Lastly, most importantly, the park rangers. For this project to be a success it was crucial the park rangers were onboard. They had to wear the new badge or no badge at all. They were going to be affected just as much as patrons could be by this change, though in a very different way. Individually and in groups, many of my teammates were already reflecting on their work, thinking more deeply on how they enforced park rules, looking to be more mindful and trauma-informed in their approach. Out at Oxbow we were having almost weekly conversations around park rules, when to enforce them, how to enforce them, and ensuring we were all engaging with patrons as equitably as we could – all in a desire to foster safe and welcoming spaces. It was a rich ground to bring the discussion about our badge.
A regular concern among the rangers was that by losing the badge or changing it, they would lose their ability to enforce important safety rules. Without a badge, would the public even listen to them? This was understandable. Through the conversations, however, a consensus grew that a badge – a piece of metal – shouldn’t be the first tool used to engage with people, even if rules were being broken.
During the remainder of 2020 and throughout 2021, I held several formal meetings with stakeholders and numerous informal, often one-on-one conversations, to talk about possibilities. All of these conversations were necessary. They helped me and the park rangers see what was possible when we work to include everyone in the conversation. They were also painful at times. Everyone is at a different place in their understanding of diversity, equity, inclusion, justice and liberation work and what positive change can look like. It can be uncomfortable to embrace change when it affects something you feel supports you personally or professionally.
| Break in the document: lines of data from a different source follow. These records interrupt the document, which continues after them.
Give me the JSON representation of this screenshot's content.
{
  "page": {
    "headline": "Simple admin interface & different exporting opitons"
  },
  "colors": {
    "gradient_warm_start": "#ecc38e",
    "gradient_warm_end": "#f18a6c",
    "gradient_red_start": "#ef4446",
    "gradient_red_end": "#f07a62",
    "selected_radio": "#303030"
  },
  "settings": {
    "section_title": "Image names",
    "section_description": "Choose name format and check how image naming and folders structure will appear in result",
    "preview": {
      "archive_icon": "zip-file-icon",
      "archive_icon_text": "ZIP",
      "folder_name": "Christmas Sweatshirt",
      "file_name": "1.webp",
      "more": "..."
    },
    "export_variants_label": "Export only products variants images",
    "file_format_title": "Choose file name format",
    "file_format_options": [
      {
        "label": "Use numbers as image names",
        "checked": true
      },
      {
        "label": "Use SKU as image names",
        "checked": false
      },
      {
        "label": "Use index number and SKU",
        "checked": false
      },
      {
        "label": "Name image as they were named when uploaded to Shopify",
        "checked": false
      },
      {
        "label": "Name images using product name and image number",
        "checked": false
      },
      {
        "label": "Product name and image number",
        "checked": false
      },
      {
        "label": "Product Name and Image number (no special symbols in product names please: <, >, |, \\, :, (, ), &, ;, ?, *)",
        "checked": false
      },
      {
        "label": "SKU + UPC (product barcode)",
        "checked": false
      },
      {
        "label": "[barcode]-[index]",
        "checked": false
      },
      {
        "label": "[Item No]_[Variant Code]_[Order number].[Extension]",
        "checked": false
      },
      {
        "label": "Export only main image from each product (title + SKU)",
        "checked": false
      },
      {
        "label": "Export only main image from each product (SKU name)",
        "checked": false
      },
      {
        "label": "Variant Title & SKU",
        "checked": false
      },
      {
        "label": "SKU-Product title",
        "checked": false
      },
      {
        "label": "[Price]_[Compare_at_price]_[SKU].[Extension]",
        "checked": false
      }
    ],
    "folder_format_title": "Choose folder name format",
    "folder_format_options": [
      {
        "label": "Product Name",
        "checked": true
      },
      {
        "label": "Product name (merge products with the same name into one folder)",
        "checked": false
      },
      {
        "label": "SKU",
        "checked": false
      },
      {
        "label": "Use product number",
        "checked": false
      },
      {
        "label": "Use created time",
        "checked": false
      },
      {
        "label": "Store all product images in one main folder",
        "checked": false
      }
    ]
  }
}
Through the wonderful conversations with stakeholders, it was clear most wanted to keep a badge in place but wanted to see it redesigned. First and foremost was a desire to encapsulate nature on the badge. Being able to have nature represented is one of the main things that helps distinguish a park ranger badge from law enforcement. It also a point of connection between a ranger and a park visitor. Nature and a passion for the outdoors is the common ground between park patron and park ranger.
Fortunately, Metro’s parks are gorgeous! Inspiration was everywhere. Rangers, Metro staff and community members made suggestions on what to feature, and the design slowly took shape. At the end of last year, more than 18 months after starting the project, I shared the final design. It was incredible to see people look at a badge differently. Some, including myself, were taken aback. There was certainly a sense of pride, particularly from those who would have the chance to wear it every day. For others, seeing the final design was the moment they understood what all the fuss was about and why the project was important.
With this project completed I hope that future Black, Brown and Indigenous patrons, park rangers, supervisors and managers will be able to look at this badge and see a symbol that was created for them. It’s not just a badge; it’s a promise that these special places are for everyone.